Wednesday, July 07, 2010

Has the SDFLA become the new rocket docket?

The Eastern District of Virginia traditionally has been referred to as the "rocket docket" because of the speed in which it disposes of cases. There is even a EDVA blog called The Rocket Docket. Other districts -- like the Eastern District of Texas and the Northern District of California -- have also been saddled with that moniker.

Criminal cases in these districts generally get tried within 70 days, absent extraordinary circumstances. And even then, the parties are lucky to get one short continuance.

This is not a good thing for criminal defendants, especially those charged with complicated document cases in which the government has been investigating for years. It puts them in a position of going to trial (where the deck is already quite stacked against them) without as much preparation as needed.

Unfortunately, our District is quickly moving toward "rocket docket" status, if we haven't achieved it already. We haven't gotten to the point where motions to continue are flat out denied, but recently, many judges in this District have started granting only very short continuances and saying that's it. Cases involving millions of documents are being forced to trial within a few months after indictment. One judge recently commented that a criminal defense attorney need not go through all of the documents because the client knows which ones are relevant.

There are still judges (I count 4 or 5) who will give the parties the time they need to prepare. But many others have hopped onto the idea that the way to go is to deny continuance requests.

I'm not really sure why the District has shifted so dramatically in recent years. I guess it forces more pleas and less trials. We have too few trials already, so this can't be a good thing for the justice system. Even though I think the policy generally hurts criminal defendants, I don't think prosecutors enjoy the rocket docket either.

What are your thoughts? Do we have a rocket docket here in South Florida? Is that a good thing?


Robert Becerra said...

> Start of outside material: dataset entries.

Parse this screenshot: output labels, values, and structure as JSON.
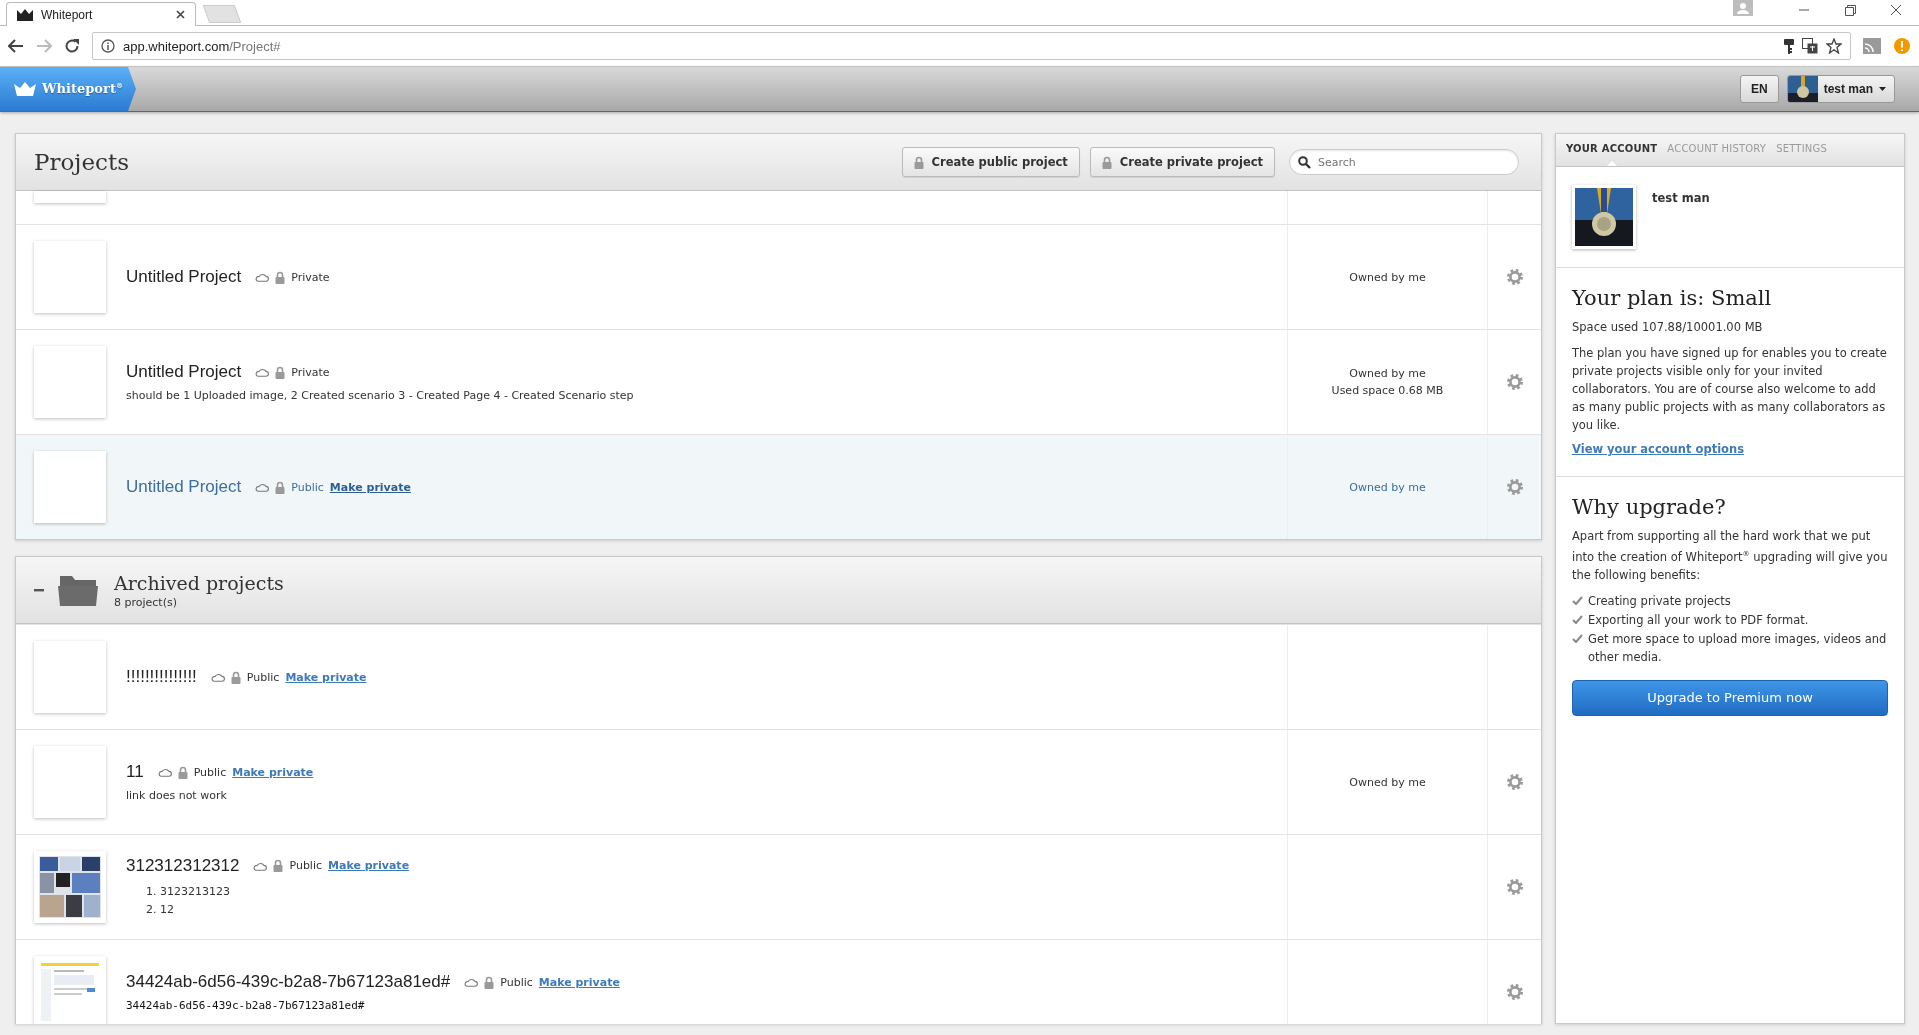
{
  "browser": {
    "tab_title": "Whiteport",
    "url_host": "app.whiteport.com",
    "url_path": "/Project#"
  },
  "header": {
    "logo": "Whiteport$^{®}$",
    "language": "EN",
    "user": "test man"
  },
  "projects": {
    "title": "Projects",
    "buttons": [
      "Create public project",
      "Create private project"
    ],
    "search": {
      "placeholder": "Search"
    },
    "rows": [
      {
        "kind": "cut",
        "thumbnail": {
          "kind": "blank"
        },
        "selected": false,
        "gear": false
      },
      {
        "kind": "project",
        "thumbnail": {
          "kind": "blank"
        },
        "name": "Untitled Project",
        "visibility": "Private",
        "owner": "Owned by me",
        "selected": false,
        "gear": true
      },
      {
        "kind": "project",
        "thumbnail": {
          "kind": "blank"
        },
        "name": "Untitled Project",
        "visibility": "Private",
        "description": "should be 1 Uploaded image,  2 Created scenario 3 - Created Page 4 - Created Scenario step",
        "owner": "Owned by me",
        "used_space": "Used space 0.68 MB",
        "selected": false,
        "gear": true
      },
      {
        "kind": "project",
        "thumbnail": {
          "kind": "blank"
        },
        "name": "Untitled Project",
        "visibility": "Public",
        "action": "Make private",
        "owner": "Owned by me",
        "selected": true,
        "gear": true
      }
    ]
  },
  "archived": {
    "title": "Archived projects",
    "count": "8 project(s)",
    "expanded": true,
    "rows": [
      {
        "kind": "project",
        "thumbnail": {
          "kind": "blank"
        },
        "name": "!!!!!!!!!!!!!!!",
        "visibility": "Public",
        "action": "Make private",
        "selected": false,
        "gear": false
      },
      {
        "kind": "project",
        "thumbnail": {
          "kind": "blank"
        },
        "name": "11",
        "visibility": "Public",
        "action": "Make private",
        "description": "link does not work",
        "owner": "Owned by me",
        "selected": false,
        "gear": true
      },
      {
        "kind": "project",
        "thumbnail": {
          "kind": "picture"
        },
        "name": "312312312312",
        "visibility": "Public",
        "action": "Make private",
        "list": [
          "1. 3123213123",
          "2. 12"
        ],
        "selected": false,
        "gear": true
      },
      {
        "kind": "project",
        "thumbnail": {
          "kind": "page"
        },
        "name": "34424ab-6d56-439c-b2a8-7b67123a81ed#",
        "visibility": "Public",
        "action": "Make private",
        "code": "34424ab-6d56-439c-b2a8-7b67123a81ed#",
        "selected": false,
        "gear": true
      }
    ]
  },
  "account": {
    "tabs": [
      {
        "label": "YOUR ACCOUNT",
        "selected": true
      },
      {
        "label": "ACCOUNT HISTORY",
        "selected": false
      },
      {
        "label": "SETTINGS",
        "selected": false
      }
    ],
    "name": "test man",
    "plan_title": "Your plan is: Small",
    "space_used": "Space used 107.88/10001.00 MB",
    "plan_text": "The plan you have signed up for enables you to create private projects visible only for your invited collaborators. You are of course also welcome to add as many public projects with as many collaborators as you like.",
    "options_link": "View your account options",
    "upgrade_title": "Why upgrade?",
    "upgrade_text": "Apart from supporting all the hard work that we put into the creation of Whiteport$^{®}$ upgrading will give you the following benefits:",
    "benefits": [
      "Creating private projects",
      "Exporting all your work to PDF format.",
      "Get more space to upload more images, videos and other media."
    ],
    "upgrade_button": "Upgrade to Premium now"
  }
}
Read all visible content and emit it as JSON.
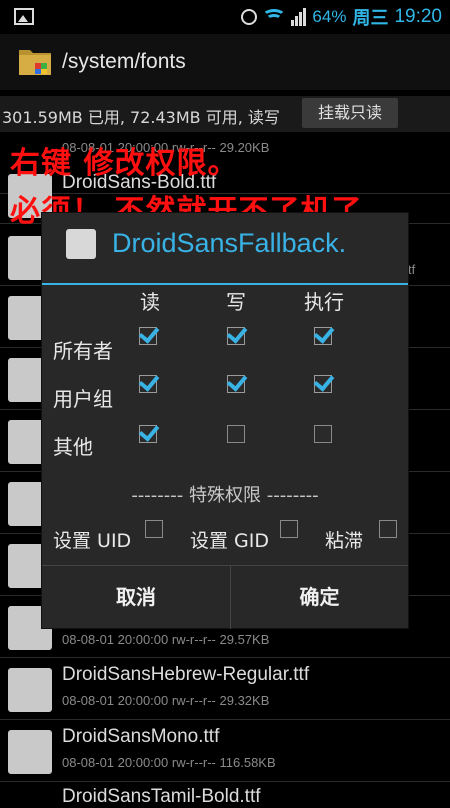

I have noticed the trend toward a rocket docket as well, and no, I don't like it. Frankly, I would prefer a system like you see in civil cases whereby the parties agree to a scheduling order, including a trial date. Judge King often brings parties in very early in a case and gets everyone to agree to a trial date which is set in stone. I would prefer that to a "rocket docket".

Anonymous said...

Rocket docket clearly favors the govt.

Anonymous said...

1. Chief judge is a big proponent of this approach.
2. Rocket docket blog is inactive

Anonymous said...

David. Your nuts are the size of cantelopes.